The debt ceiling debate revived discussions about unemployment, job losses and the state of the economy, which are all topics that have never been far from the minds of dentists and other small business owners.

Image: Confidence level

The national economy continues to take its time improving and dentists, like many small business owners, are feeling the pinch. Second quarter results from the American Dental Association’s Survey of Economic Confidence show a downturn in some of the indicators measured.

“The downward movement seen in the indicators is consistent with past second quarter performance dips, indicating a seasonality effect in the economics of a dental practice,” according to the survey’s executive summary. “In addition, the U.S. economic recovery has been slower than expected in the first half of 2011; the unfavorable results of the second quarter 2011 survey are consistent with the perception of the general economy.”

The survey asked dentists whether eight metrics of their dental practice—gross billings, collections, adjustments and write-offs, accounts receivable, volume of new patients, open appointment times, treatment acceptance rates and net income— increased, stayed the same or decreased from the previous fiscal quarter. The survey also asked dentists about their confidence in the current economy.

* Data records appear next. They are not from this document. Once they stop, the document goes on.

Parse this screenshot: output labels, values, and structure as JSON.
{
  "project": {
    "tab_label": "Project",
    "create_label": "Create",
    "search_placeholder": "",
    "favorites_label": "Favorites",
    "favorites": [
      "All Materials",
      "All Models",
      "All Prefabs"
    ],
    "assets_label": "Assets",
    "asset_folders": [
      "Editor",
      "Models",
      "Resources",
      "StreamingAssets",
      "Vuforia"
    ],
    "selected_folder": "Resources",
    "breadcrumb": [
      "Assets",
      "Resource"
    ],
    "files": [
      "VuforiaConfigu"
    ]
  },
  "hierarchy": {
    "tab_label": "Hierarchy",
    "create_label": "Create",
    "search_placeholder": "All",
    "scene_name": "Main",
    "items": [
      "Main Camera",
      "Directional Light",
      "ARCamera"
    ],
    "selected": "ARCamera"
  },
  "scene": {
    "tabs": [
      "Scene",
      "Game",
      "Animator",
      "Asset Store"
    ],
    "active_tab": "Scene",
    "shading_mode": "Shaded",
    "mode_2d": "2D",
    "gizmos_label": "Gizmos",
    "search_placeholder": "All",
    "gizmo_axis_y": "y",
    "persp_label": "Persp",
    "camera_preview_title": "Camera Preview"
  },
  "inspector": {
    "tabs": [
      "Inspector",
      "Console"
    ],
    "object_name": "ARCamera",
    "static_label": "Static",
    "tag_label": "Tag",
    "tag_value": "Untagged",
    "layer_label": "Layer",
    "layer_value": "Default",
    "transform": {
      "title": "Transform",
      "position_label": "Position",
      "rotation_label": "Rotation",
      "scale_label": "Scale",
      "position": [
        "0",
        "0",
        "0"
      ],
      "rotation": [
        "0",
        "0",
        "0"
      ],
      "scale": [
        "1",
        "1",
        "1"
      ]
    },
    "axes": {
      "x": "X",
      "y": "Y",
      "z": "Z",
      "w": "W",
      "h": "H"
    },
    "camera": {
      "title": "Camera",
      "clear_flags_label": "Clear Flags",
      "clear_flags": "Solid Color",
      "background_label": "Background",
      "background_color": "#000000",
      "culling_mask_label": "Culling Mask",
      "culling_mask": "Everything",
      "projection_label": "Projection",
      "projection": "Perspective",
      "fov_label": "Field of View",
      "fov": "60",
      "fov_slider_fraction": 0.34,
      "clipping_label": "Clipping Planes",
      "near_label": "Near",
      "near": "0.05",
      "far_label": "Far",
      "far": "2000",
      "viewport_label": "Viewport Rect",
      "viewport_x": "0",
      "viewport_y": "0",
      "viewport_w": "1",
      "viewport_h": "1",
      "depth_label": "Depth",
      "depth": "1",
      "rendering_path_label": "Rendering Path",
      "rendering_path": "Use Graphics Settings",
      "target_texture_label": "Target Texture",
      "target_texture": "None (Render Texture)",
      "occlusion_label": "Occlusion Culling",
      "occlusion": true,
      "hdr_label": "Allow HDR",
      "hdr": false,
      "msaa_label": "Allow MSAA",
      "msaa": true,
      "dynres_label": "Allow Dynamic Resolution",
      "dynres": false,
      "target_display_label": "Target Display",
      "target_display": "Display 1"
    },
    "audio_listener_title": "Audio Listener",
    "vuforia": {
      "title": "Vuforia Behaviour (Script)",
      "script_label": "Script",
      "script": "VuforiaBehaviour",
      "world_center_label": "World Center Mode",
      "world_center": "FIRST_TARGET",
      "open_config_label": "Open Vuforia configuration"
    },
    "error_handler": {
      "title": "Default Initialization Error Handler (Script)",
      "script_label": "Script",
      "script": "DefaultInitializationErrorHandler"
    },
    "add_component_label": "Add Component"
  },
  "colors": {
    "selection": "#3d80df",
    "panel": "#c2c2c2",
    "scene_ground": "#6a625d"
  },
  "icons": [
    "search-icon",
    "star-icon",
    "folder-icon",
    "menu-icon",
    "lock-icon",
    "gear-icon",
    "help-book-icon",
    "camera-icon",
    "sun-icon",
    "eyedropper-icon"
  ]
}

A number of dentists, four out of 10, indicated their net income in the second quarter was lower than in the first quarter. On average, dentists also projected their net income for all of 2011 would be 3.4 percent lower than in 2010.
Other findings include:

  • The largest percentage of respondents, 40 percent, reported their gross billings as staying the same in the second quarter, while 37.6 percent reported a decrease and 22.4 percent an increase.
  • Collections stayed the same for 41.4 percent of dentists surveyed, decreased for 38.7 percent and increased for about one-fifth of respondents.
  • Practice expenses remained the same for more than half of those surveyed but 39.2 percent said expenses were higher.
  • Only 15.8 percent of dentists reported an increase in new patients, while the rest of those surveyed said their clientele either decreased or stayed the same.

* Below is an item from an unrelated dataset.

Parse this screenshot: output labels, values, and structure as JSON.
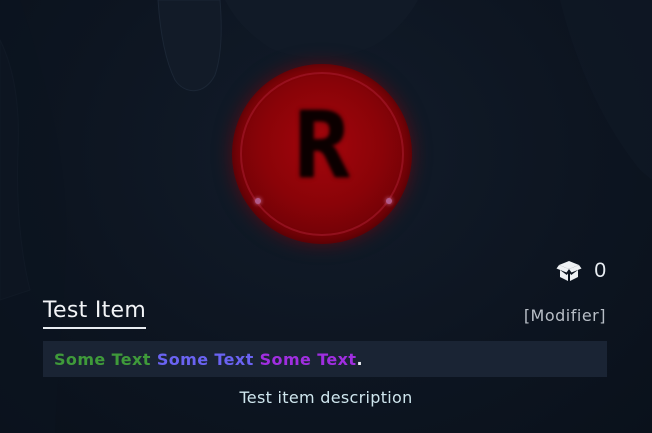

More than 45 percent of all dentists surveyed said they were not at all confident in future economic conditions but younger dentists remained optimistic. One-fifth of dentists under 35 were very confident about future economic conditions, compared to only 5 percent of those in the 65 and older age group.

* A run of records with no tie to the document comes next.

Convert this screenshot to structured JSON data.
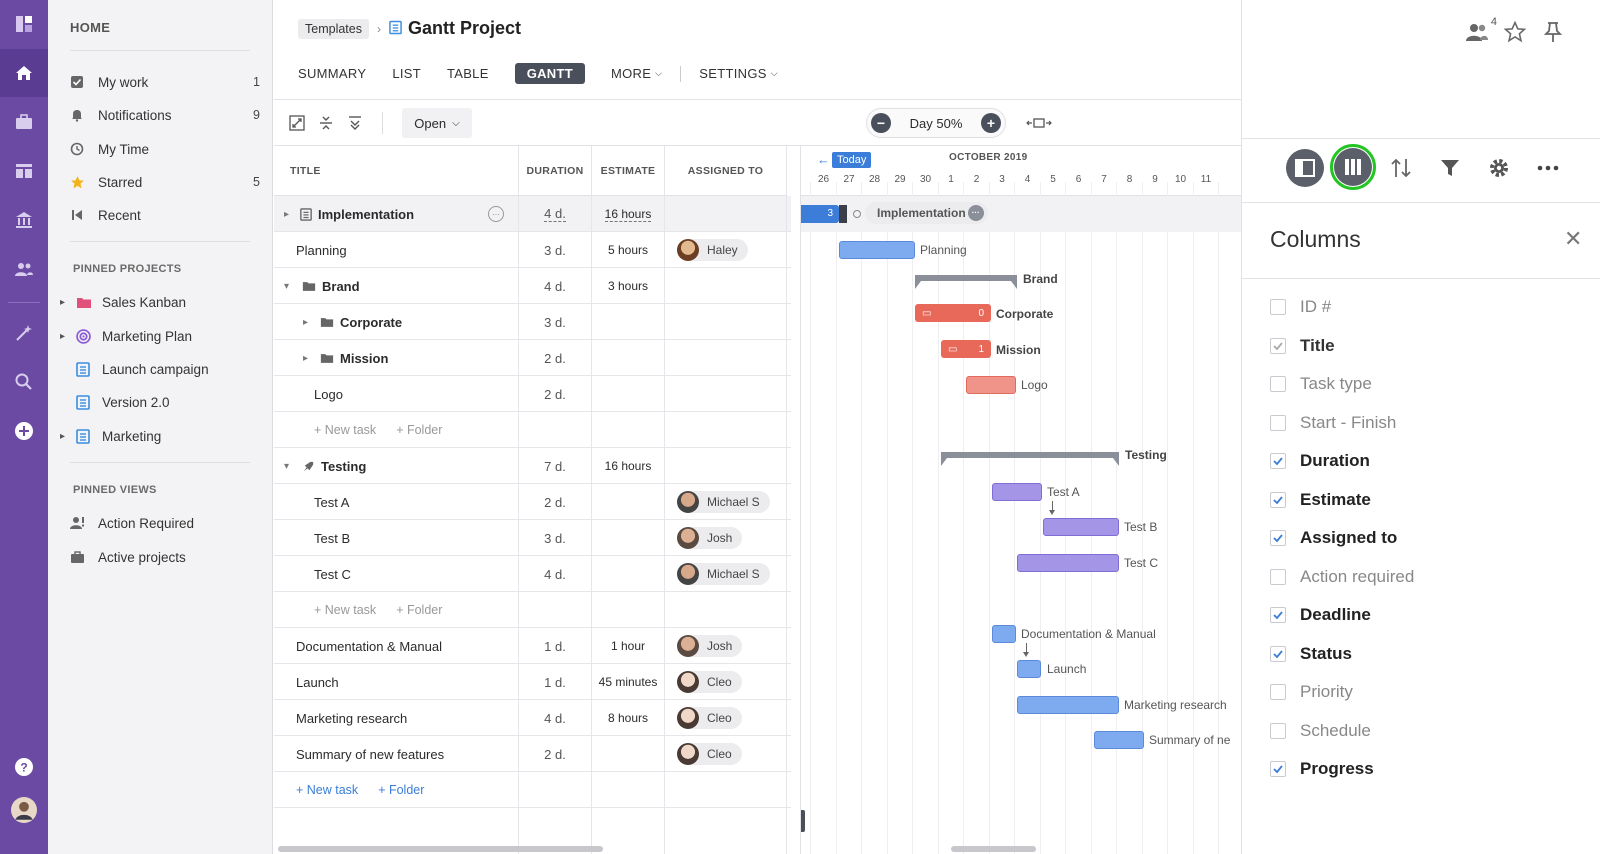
{
  "sidebar": {
    "home": "HOME",
    "nav": [
      {
        "label": "My work",
        "count": "1",
        "icon": "checkbox-icon"
      },
      {
        "label": "Notifications",
        "count": "9",
        "icon": "bell-icon"
      },
      {
        "label": "My Time",
        "count": "",
        "icon": "clock-icon"
      },
      {
        "label": "Starred",
        "count": "5",
        "icon": "star-icon"
      },
      {
        "label": "Recent",
        "count": "",
        "icon": "recent-icon"
      }
    ],
    "pinned_projects_label": "PINNED PROJECTS",
    "pinned_projects": [
      {
        "label": "Sales Kanban",
        "icon": "folder-icon",
        "color": "#e0507a"
      },
      {
        "label": "Marketing Plan",
        "icon": "target-icon",
        "color": "#8a5ad6"
      },
      {
        "label": "Launch campaign",
        "icon": "list-icon",
        "color": "#3b8ee0"
      },
      {
        "label": "Version 2.0",
        "icon": "list-icon",
        "color": "#3b8ee0"
      },
      {
        "label": "Marketing",
        "icon": "list-icon",
        "color": "#3b8ee0"
      }
    ],
    "pinned_views_label": "PINNED VIEWS",
    "pinned_views": [
      {
        "label": "Action Required",
        "icon": "person-alert-icon"
      },
      {
        "label": "Active projects",
        "icon": "briefcase-icon"
      }
    ]
  },
  "header": {
    "breadcrumb": "Templates",
    "title": "Gantt Project",
    "tabs": [
      "SUMMARY",
      "LIST",
      "TABLE",
      "GANTT",
      "MORE",
      "SETTINGS"
    ],
    "active_tab": "GANTT"
  },
  "toolbar": {
    "open_label": "Open",
    "zoom_label": "Day 50%",
    "zoom_minus": "−",
    "zoom_plus": "+"
  },
  "grid": {
    "columns": [
      "TITLE",
      "DURATION",
      "ESTIMATE",
      "ASSIGNED TO"
    ],
    "rows": [
      {
        "title": "Implementation",
        "duration": "4 d.",
        "estimate": "16 hours",
        "assignee": ""
      },
      {
        "title": "Planning",
        "duration": "3 d.",
        "estimate": "5 hours",
        "assignee": "Haley"
      },
      {
        "title": "Brand",
        "duration": "4 d.",
        "estimate": "3 hours",
        "assignee": ""
      },
      {
        "title": "Corporate",
        "duration": "3 d.",
        "estimate": "",
        "assignee": ""
      },
      {
        "title": "Mission",
        "duration": "2 d.",
        "estimate": "",
        "assignee": ""
      },
      {
        "title": "Logo",
        "duration": "2 d.",
        "estimate": "",
        "assignee": ""
      },
      {
        "new_task": "+ New task",
        "new_folder": "+ Folder"
      },
      {
        "title": "Testing",
        "duration": "7 d.",
        "estimate": "16 hours",
        "assignee": ""
      },
      {
        "title": "Test A",
        "duration": "2 d.",
        "estimate": "",
        "assignee": "Michael S"
      },
      {
        "title": "Test B",
        "duration": "3 d.",
        "estimate": "",
        "assignee": "Josh"
      },
      {
        "title": "Test C",
        "duration": "4 d.",
        "estimate": "",
        "assignee": "Michael S"
      },
      {
        "new_task": "+ New task",
        "new_folder": "+ Folder"
      },
      {
        "title": "Documentation & Manual",
        "duration": "1 d.",
        "estimate": "1 hour",
        "assignee": "Josh"
      },
      {
        "title": "Launch",
        "duration": "1 d.",
        "estimate": "45 minutes",
        "assignee": "Cleo"
      },
      {
        "title": "Marketing research",
        "duration": "4 d.",
        "estimate": "8 hours",
        "assignee": "Cleo"
      },
      {
        "title": "Summary of new features",
        "duration": "2 d.",
        "estimate": "",
        "assignee": "Cleo"
      },
      {
        "new_task": "+ New task",
        "new_folder": "+ Folder"
      }
    ]
  },
  "gantt": {
    "today_label": "Today",
    "month": "OCTOBER 2019",
    "days": [
      "5",
      "26",
      "27",
      "28",
      "29",
      "30",
      "1",
      "2",
      "3",
      "4",
      "5",
      "6",
      "7",
      "8",
      "9",
      "10",
      "11"
    ],
    "impl_count": "3",
    "corporate_count": "0",
    "mission_count": "1",
    "bar_labels": {
      "implementation": "Implementation",
      "planning": "Planning",
      "brand": "Brand",
      "corporate": "Corporate",
      "mission": "Mission",
      "logo": "Logo",
      "testing": "Testing",
      "test_a": "Test A",
      "test_b": "Test B",
      "test_c": "Test C",
      "docs": "Documentation & Manual",
      "launch": "Launch",
      "research": "Marketing research",
      "summary": "Summary of ne"
    },
    "colors": {
      "blue": "#7eaaf0",
      "red": "#e8685a",
      "purple": "#a495e6",
      "gray": "#8a8f99"
    }
  },
  "right_panel": {
    "followers_count": "4",
    "title": "Columns",
    "columns": [
      {
        "label": "ID #",
        "checked": false
      },
      {
        "label": "Title",
        "checked": true,
        "locked": true
      },
      {
        "label": "Task type",
        "checked": false
      },
      {
        "label": "Start - Finish",
        "checked": false
      },
      {
        "label": "Duration",
        "checked": true
      },
      {
        "label": "Estimate",
        "checked": true
      },
      {
        "label": "Assigned to",
        "checked": true
      },
      {
        "label": "Action required",
        "checked": false
      },
      {
        "label": "Deadline",
        "checked": true
      },
      {
        "label": "Status",
        "checked": true
      },
      {
        "label": "Priority",
        "checked": false
      },
      {
        "label": "Schedule",
        "checked": false
      },
      {
        "label": "Progress",
        "checked": true
      }
    ],
    "highlight_color": "#22c522"
  }
}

Dr. Michael Halasz, who chairs the Council on Dental Practice’s Subcommittee on Economic Issues, maintains the dips seen in the quarterly surveys year after year have a lot to do with patients making an effort to use their insurance benefits at the beginning and end of the year.

“I hate to sound like a broken record, but I am not surprised at all by the survey results,” Dr. Halasz said. “The numbers mimic 2009 and 2010. That being said, if we continue to mimic those years, in the third quarter, the numbers will continue to decrease. The good news is that the numbers should go up in the fourth quarter, again, because of insurance utilization.”

The ADA Health Policy Resources Center, which conducted the survey, reports the downturn in the second quarter results was similar to last year’s findings from the same time.

“The drop in confidence this year was less severe than last year,” according to the executive summary. “The weaker downward movement in the second quarter of 2011 is hopefully a sign of better times ahead.”